Fluid delivery occurs via fluid conduits 80, 81 that are provided in locking elements 63 and 62, respectively, on spindle head 11. Associated with fluid conduits 80, 81 are fluid conduits 82, 83 in connecting elements 65, 64. When plug-in parts 66, 67, 68, 69 are in mutual engagement, fluid thus passes from spindle head 11 into housing part 41.
Fluid conduits 82 and 83 open into orifice 48 of housing part 41 at the level of annular grooves 84 and 85 which are provided radially and externally on shaft 47.
From these annular grooves 84, 85, further fluid conduits 86, 87 extend through shaft 47 and ultimately come into fluid connection with fluid conduits 88, 89 in adapter part 45. These fluid conduits now transfer energy to clamping jaws 43 and 44, which can thus be actively opened and closed.
Also provided between housing part 41 and shaft 47 are seals 91, 92, 93 which seal the two aforementioned fluid connections externally and with respect to one another.
Lastly, it should be mentioned that because of the tension exerted on quick-release taper 55 when it is drawn into receptacle 58, a pressure is exerted on housing part 41 via sliding surface 52, thus resulting in solid contact between plug-in parts 66, 67, 68, 69.
For purposes of clarity, the manner in which gripper element is attached to adapter 45, and the latter to shaft 47, is not shown in FIG. 2. This attachment is accomplished, for example, by means of normal machine bolts which are not visible in the illustration selected in FIG. 2. A variety of gripper elements 42 can now be attached to rotatable adapter 45 by means of this threaded connection. On the other hand, it is also possible to attach a variety of tool holders 54 to new workpiece gripper 29, so that new workpiece gripper 29 can coact with a variety of standard subassemblies.

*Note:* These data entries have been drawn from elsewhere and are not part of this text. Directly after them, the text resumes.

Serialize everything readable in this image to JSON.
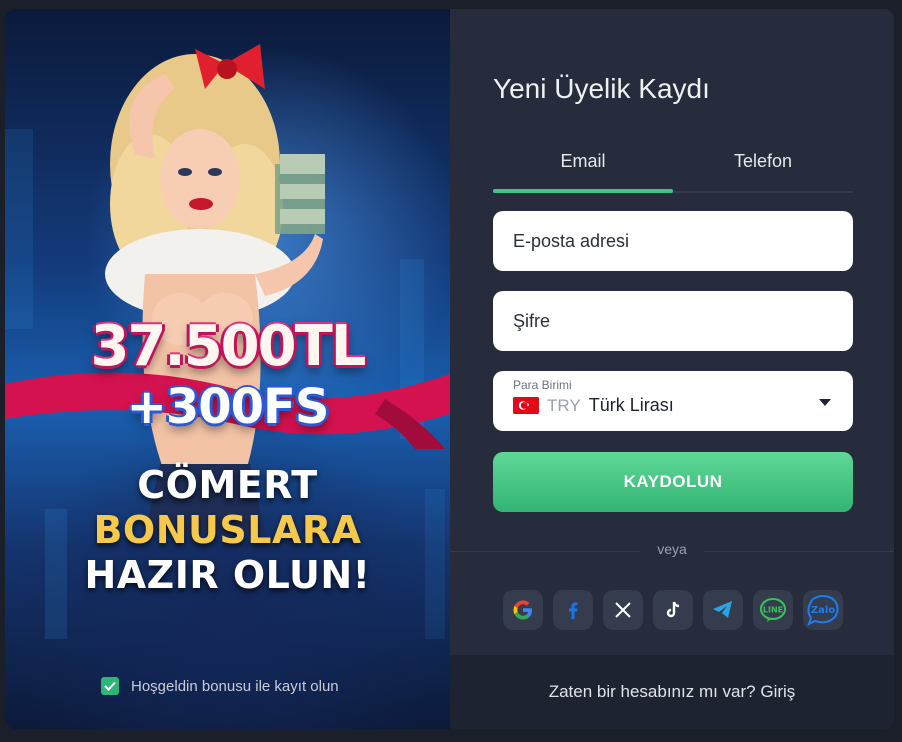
{
  "promo": {
    "amount": "37.500TL",
    "freespins": "+300FS",
    "slogan_line1": "CÖMERT",
    "slogan_line2": "BONUSLARA",
    "slogan_line3": "HAZIR OLUN!",
    "bonus_checkbox_label": "Hoşgeldin bonusu ile kayıt olun",
    "bonus_checked": true
  },
  "form": {
    "title": "Yeni Üyelik Kaydı",
    "tabs": [
      {
        "label": "Email",
        "active": true
      },
      {
        "label": "Telefon",
        "active": false
      }
    ],
    "email_placeholder": "E-posta adresi",
    "password_placeholder": "Şifre",
    "currency": {
      "label": "Para Birimi",
      "code": "TRY",
      "name": "Türk Lirası"
    },
    "submit_label": "KAYDOLUN",
    "or_label": "veya",
    "socials": [
      "google-icon",
      "facebook-icon",
      "x-icon",
      "tiktok-icon",
      "telegram-icon",
      "line-icon",
      "zalo-icon"
    ],
    "footer_text": "Zaten bir hesabınız mı var?",
    "footer_link": "Giriş"
  },
  "colors": {
    "accent": "#3fc488",
    "panel": "#262c3b",
    "footer": "#1e2331"
  }
}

Simply for the sake of completeness, it should be mentioned that new workpiece gripper 29 can also be used with machine tools which have a larger number of tool changing devices arranged in circular form around the spindle head, no separate tool magazine then being required. Instead, the tool changing devices continuously hold the tools, and optionally the new workpiece gripper, in their gripper hands, so that all the tool changing devices but one are in their magazine positions during operation.